Gay rights are not in competition with religious freedom
A common thread runs through nearly every argument advanced by homophobic groups against extending equality to lesbian, gay, bisexual, transgender and intersex (LGBTI) citizens – namely, that giving them increased rights and protections is somehow a direct attack on their own freedom of religion and conscience.
Claims that LGBTI equality is a ‘Western phenomenon that goes against local cultural practices’ is employed in African countries in particular, but by far the most regular assaults on our community’s desire for equal treatment are couched in selective and fundamentalist religious beliefs.
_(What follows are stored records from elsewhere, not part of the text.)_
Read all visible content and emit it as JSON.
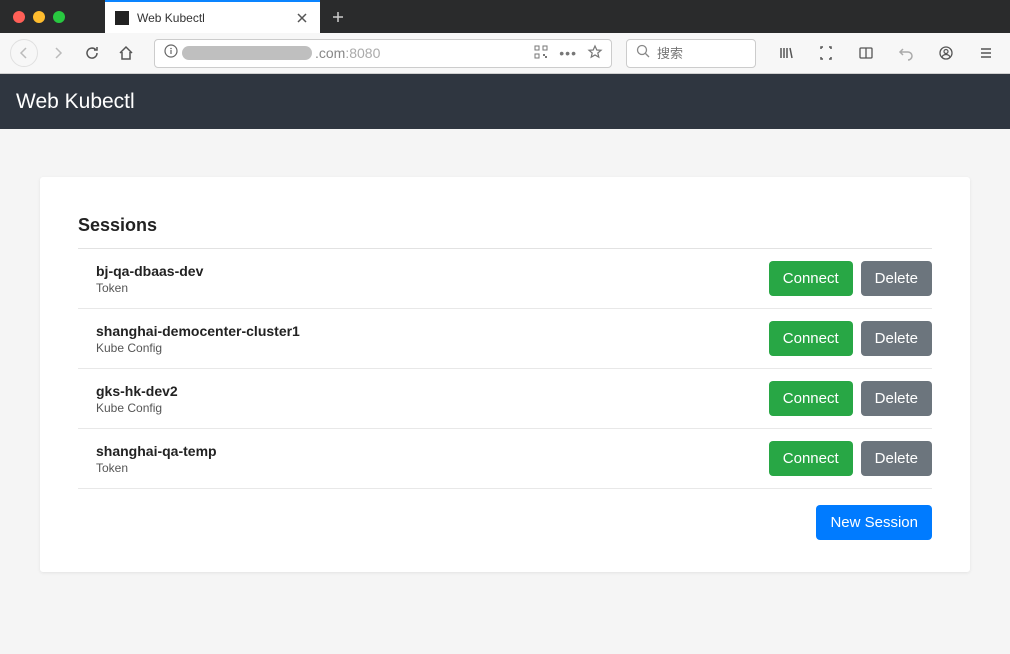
{
  "browser": {
    "tab_title": "Web Kubectl",
    "url_visible_suffix": ".com",
    "url_port": ":8080",
    "search_placeholder": "搜索"
  },
  "app": {
    "title": "Web Kubectl"
  },
  "sessions": {
    "heading": "Sessions",
    "connect_label": "Connect",
    "delete_label": "Delete",
    "new_session_label": "New Session",
    "items": [
      {
        "name": "bj-qa-dbaas-dev",
        "type": "Token"
      },
      {
        "name": "shanghai-democenter-cluster1",
        "type": "Kube Config"
      },
      {
        "name": "gks-hk-dev2",
        "type": "Kube Config"
      },
      {
        "name": "shanghai-qa-temp",
        "type": "Token"
      }
    ]
  }
}
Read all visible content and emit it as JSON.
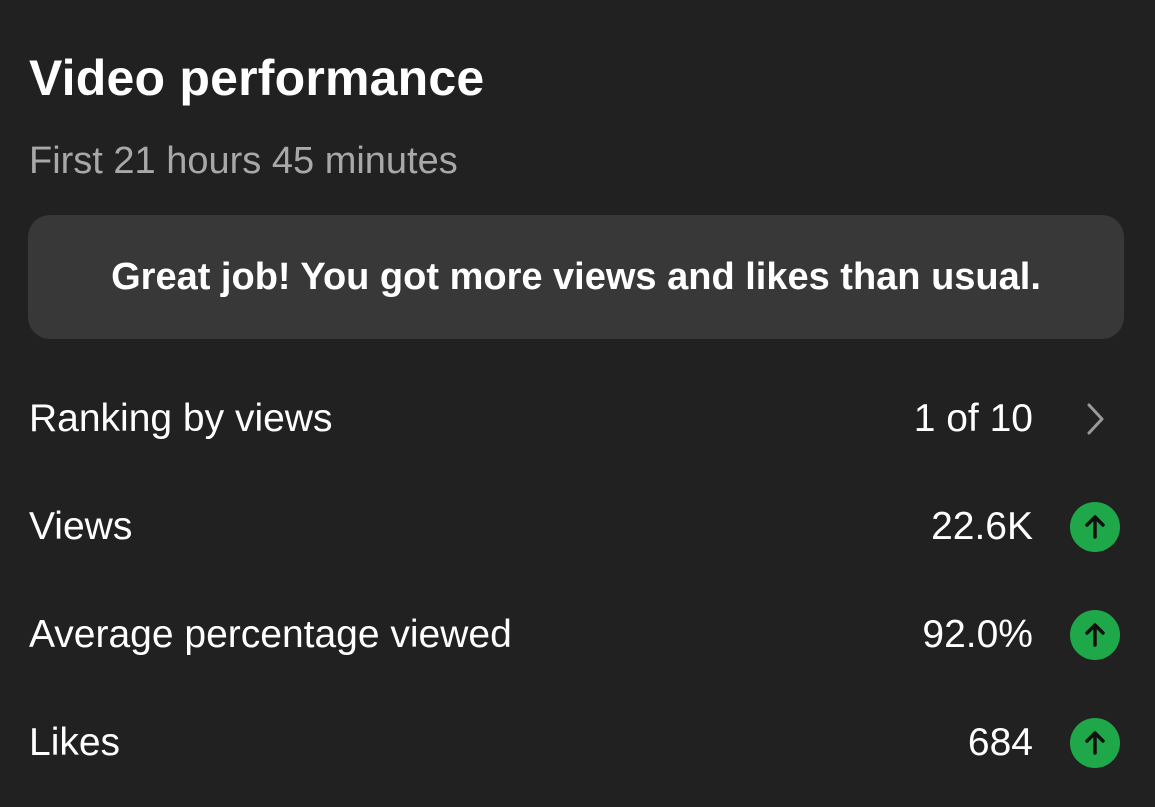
{
  "header": {
    "title": "Video performance",
    "subtitle": "First 21 hours 45 minutes"
  },
  "banner": {
    "text": "Great job! You got more views and likes than usual."
  },
  "metrics": [
    {
      "label": "Ranking by views",
      "value": "1 of 10",
      "icon": "chevron-right-icon"
    },
    {
      "label": "Views",
      "value": "22.6K",
      "icon": "arrow-up-icon"
    },
    {
      "label": "Average percentage viewed",
      "value": "92.0%",
      "icon": "arrow-up-icon"
    },
    {
      "label": "Likes",
      "value": "684",
      "icon": "arrow-up-icon"
    }
  ],
  "colors": {
    "background": "#212121",
    "card": "#383838",
    "subtitle": "#a8a8a8",
    "trend_up": "#1fa84a"
  }
}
Indeed, the use of religious belief and values as a battering ram against gay rights is often even legitimized by those generally sympathetic to our cause, who buy into the utterly false narrative that there are competing rights at stake here – gay rights versus religious rights – and that a sensible ‘balance’ needs to be struck between the two.
That fundamentally flawed argument found varying degrees of support during the recent debate in Britain concerning equal marriage, with senior members of both governing coalition parties either voting against the reform or, just as wrongly, supporting the ‘right’ of public servants to ‘opt out’ of dealing with same-sex couples. Thankfully they were firmly in the minority, but their behaviour was instructive in how opponents of gay rights seek to use religion to deny us equality before the law.
Freedom of religion (in addition to the equally important freedom from religion) is a fundamental tenet of any liberal democracy, but that freedom does not give one the power to infringe on the rights of others. It is fundamentally undemocratic to seek to enforce religious dogma of any hue through the civil laws of any state – in fact, it is the opposite of democracy and is rooted instead in theocratic thinking. Yet that is exactly what opponents of gay rights are seeking to do. The time has come to call them out on it, rather than having their anti-gay beliefs humoured on religious grounds in a way that other forms of prejudice would never be.
We have reached a point, however, where religious fundamentalists are claiming that equal treatment for gay couples amounts to state persecution of themselves. Leaving aside how incredibly mean-spirited and narrow-minded it is to define your way of life through the denial of rights to others, it is also gravely insulting to those who genuinely suffer persecution – LGBTI people in 76 countries are labelled as criminals simply because of their sexuality; in Russia, freedom of expression and assembly for the LGBTI community and its allies is now illegal. And even in countries that no longer subject gay people to state-sanctioned persecution, homophobic beatings and attacks remain all too common.
These are the real victims of persecution – not those who seek to disguise and dress up their anti-gay prejudices as religious conscience and expect the state to sanction such beliefs through the law of the land. Simply put, a selective interpretation of certain religious texts does not give anyone the right to seek to deny LGBTI people legal equality.
So as the LGBTI community and our allies continue to battle against outstanding inequalities, let us be confident and assured in our message. Our right to equal treatment is not a qualified one, nor is it subject to competing rights, as some so disingenuously seek to claim.
This blog is part of New Internationalist's series on human rights for Blog Action Day 2013.